The manager didn't look up from his mail.

TWO RIDERS FROM the Circle-Eye, a spread on the San Pedro that delivered beef to the mine company, were at a table with their glasses of beer: a rider named Macon and a rider named Wayman, young men who wore sweat-stained hats down on their eyes as they stared at the Negro. Right there, the bartender speaking to him as he poured a whiskey, still speaking as the colored man drank it and the bartender poured him another one. Macon asked Wayman if he had ever seen a nigger wearing a suit of clothes and a necktie. Wayman said he couldn't recall.

When they finished drinking their beer and walked up to the bar, the colored man gone now, Macon asked the bartender who in the hell that smoke thought he was coming in here. "You would think," Macon said, "he'd go to one of the places where the miners drink."

The bartender appeared to smile, for some reason finding humor in Macon's remark. He said, "Boys, that was Bo Catlett. I imagine Bo drinks just about wherever he feels like drinking."

"Why?" Macon asked it, surprised. "He suppose to be somebody?"

"Bo lives up at White Tanks," the bartender told him, "at the Indin agency. Went to war and now he's home."

Macon squinted beneath the hat brim funneled low on his eyes. He said, "Nobody told me they was niggers in the war." Sounding as though it was the bartender's fault he hadn't been informed. When the bartender didn't add anything to help him out, Macon said, "Wayman's brother Wyatt was in the war, with Teddy Roosevelt's Rough Riders.

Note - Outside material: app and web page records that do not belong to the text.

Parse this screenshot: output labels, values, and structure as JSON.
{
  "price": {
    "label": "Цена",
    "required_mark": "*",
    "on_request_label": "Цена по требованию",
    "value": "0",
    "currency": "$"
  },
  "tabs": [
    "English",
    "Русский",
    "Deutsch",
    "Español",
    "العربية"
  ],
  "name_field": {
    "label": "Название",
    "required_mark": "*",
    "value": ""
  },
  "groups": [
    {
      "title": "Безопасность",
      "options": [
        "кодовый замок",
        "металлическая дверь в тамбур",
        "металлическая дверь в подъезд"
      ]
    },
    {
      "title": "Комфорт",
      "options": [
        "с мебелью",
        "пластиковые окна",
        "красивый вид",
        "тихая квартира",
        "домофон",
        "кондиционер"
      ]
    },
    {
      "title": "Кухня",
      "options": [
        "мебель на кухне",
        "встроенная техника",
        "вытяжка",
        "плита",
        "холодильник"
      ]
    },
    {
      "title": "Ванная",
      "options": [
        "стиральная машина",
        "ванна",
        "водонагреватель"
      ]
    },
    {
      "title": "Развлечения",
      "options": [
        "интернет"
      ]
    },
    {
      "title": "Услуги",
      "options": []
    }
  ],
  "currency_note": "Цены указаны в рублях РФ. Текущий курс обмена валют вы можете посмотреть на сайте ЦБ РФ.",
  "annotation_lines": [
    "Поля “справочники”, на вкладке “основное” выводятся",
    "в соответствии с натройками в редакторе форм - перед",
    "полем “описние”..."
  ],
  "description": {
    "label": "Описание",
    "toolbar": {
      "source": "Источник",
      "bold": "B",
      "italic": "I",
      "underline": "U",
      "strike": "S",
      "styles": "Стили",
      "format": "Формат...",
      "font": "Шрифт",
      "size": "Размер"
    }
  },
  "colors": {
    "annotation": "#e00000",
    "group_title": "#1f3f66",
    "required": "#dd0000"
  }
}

Only, Wyatt didn't come home like the nigger."

Wayman, about eighteen years old, was nodding his head now.

Because nothing about this made sense to Macon, it was becoming an irritation. Again he said to Wayman, "You ever see a smoke wearing a suit of clothes like that?" He said, "Je-sus Christ."

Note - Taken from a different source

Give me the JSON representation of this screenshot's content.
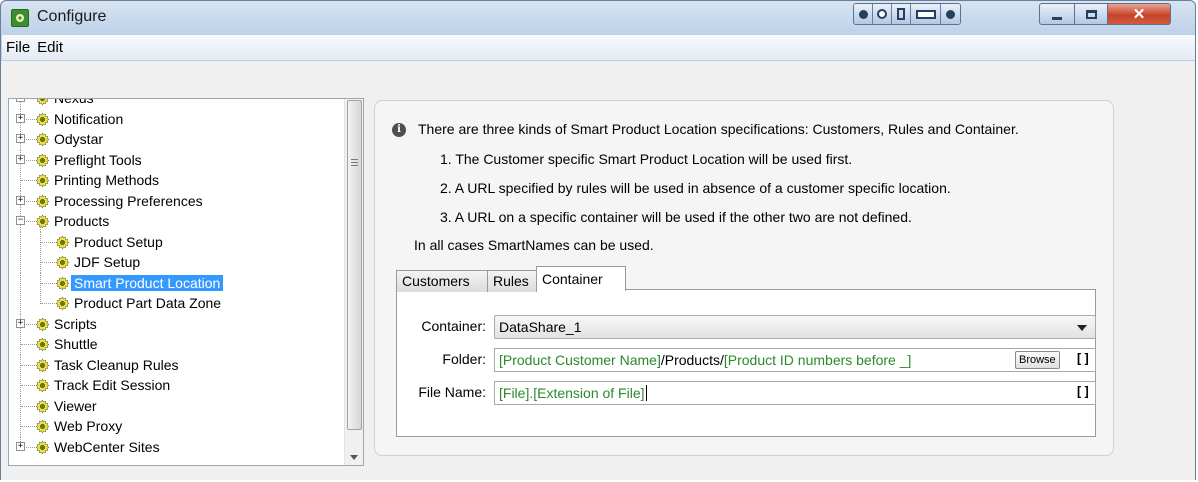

BO CATLETT WALKED up La Salle Street favoring his left leg some, though the limp, caused by a Mauser bullet or by the regiment surgeon who cut it out of his hip, was barely noticeable. He stared at the sight of the mine works against the sky, ugly, but something monumental about it: straight ahead up the grade, the main shaft scaffolding and company buildings, the crushing mill lower down, ore tailings that humped this way in ridges on down the slope to run out at the edge of town. A sorry place, dark and forlorn; men walked up the grade from boardinghouses on Mill Street to spend half their life underneath the ground, buried before they were dead. Three whiskeys in him, Catlett returned to the hotel on the corner of Second Street, looked up at the sign that said hurrah for captain early!, and had